Thursday 16 December 2021

Poetry, Nails and Miracles

Poetry Acceptance

Firstly a big thank you to Songs of Eretz Poetry Review for accepting my poem, 'The Passing of Time on Peddars Way'. It will be published in their Winter 2021/22 issue. Pedders Way is a picturesque walk along the Norfolk coastal path. We used to regularly walk there from Blakeney to Cley. We haven't been for years but we're planning to go back there next year - Covid permitting.

As for the poem,  I have now racked up 17 published poems. Is it time to start thinking about a poetry pamphlet? I'm not sure and would welcome your opinion. Do you rate poetry pamphlets? Or do you only purchase them when a friend invites you to their pamphlet launch party? 

A Nail Saga

For three whole weeks I delighted in my grandmother-of-the-bride-nails. They gleamed with deep magenta gel. They were glossy and glisteny and I have been flashing them in front of people and stroking them lovingly. When they hit the three-week mark they went into rapid decline. Three weeks is old for nails. In fact, in 'nail years' three weeks is positively ancient. They were cracking and bending and had become so long that I was having trouble typing and picking up anything smaller than a knife and fork but the gel had set like concrete and no way could I file them down. The gel had to go!

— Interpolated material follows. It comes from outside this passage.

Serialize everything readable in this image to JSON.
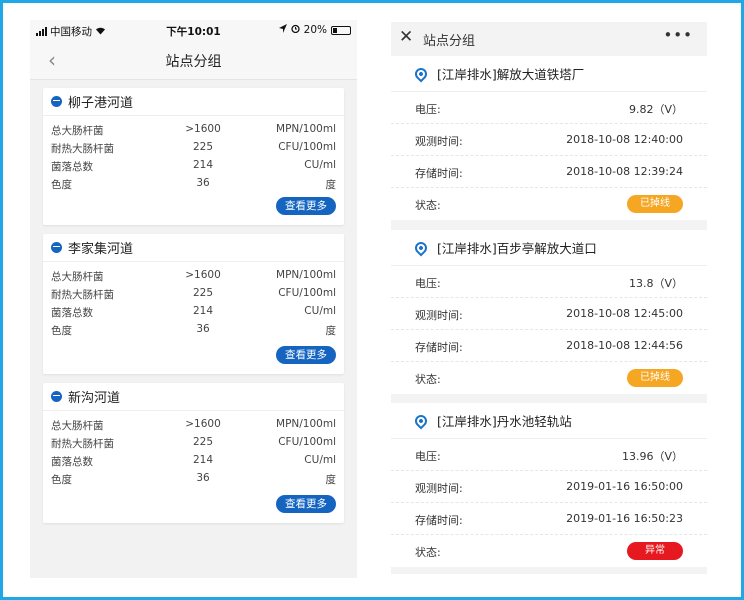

But it is two weeks before Christmas and all nail-gel-remover shops are fully booked. Undeterred I went to the chemist and bought a bottle of acetone. It has large red warning signs on the bottle and smells atrocious but I was intrepid. I was determined. I spent the best part of twenty-four hours soaking my nails with smelly cotton wool and wrapping them in tin foil. I became light-headed from the fumes, slightly dizzy and squidgy but I did it. The gel is gone... and my nails are plain and boring once more. 

An Affirmation of Miracles

This week I went to a Singing for Pleasure group that I joined recently. We were asked to bring in short readings for our final session of the year and so I thought I'd talk about Chanukah. I first explained the history, how the small group of Maccabees won against all odds over the Greek army, how the Greek were intolerant of other religions and how they, when retreating from the Maccabees, destroyed the holy oil in the Temple. The Maccabees found one bottle of oil, enough to burn in the Temple for one day and yet it lasted for the eight days that it took them to purify more oil - a miracle that we remember each year by lighting eight candles plus a lighter candle.

Some people don't believe in miracles these days. They say that miracles only happened to people in the Bible. I don't agree with those people. What about the development of a Covid vaccination in about six months when it would normally take at least two years? And for me, my personal miracle is my grandson. When he was a toddler he almost died with Type 1 Diabetes. He's now 11 and three weeks ago, on the weekend of his sister's wedding, he stepped up onto the Bimah in the Synagogue and sang in Hebrew two pages of prayers on his own in front of the whole congregation. So don't tell me that there's no such thing as miracles. I've seen them first hand.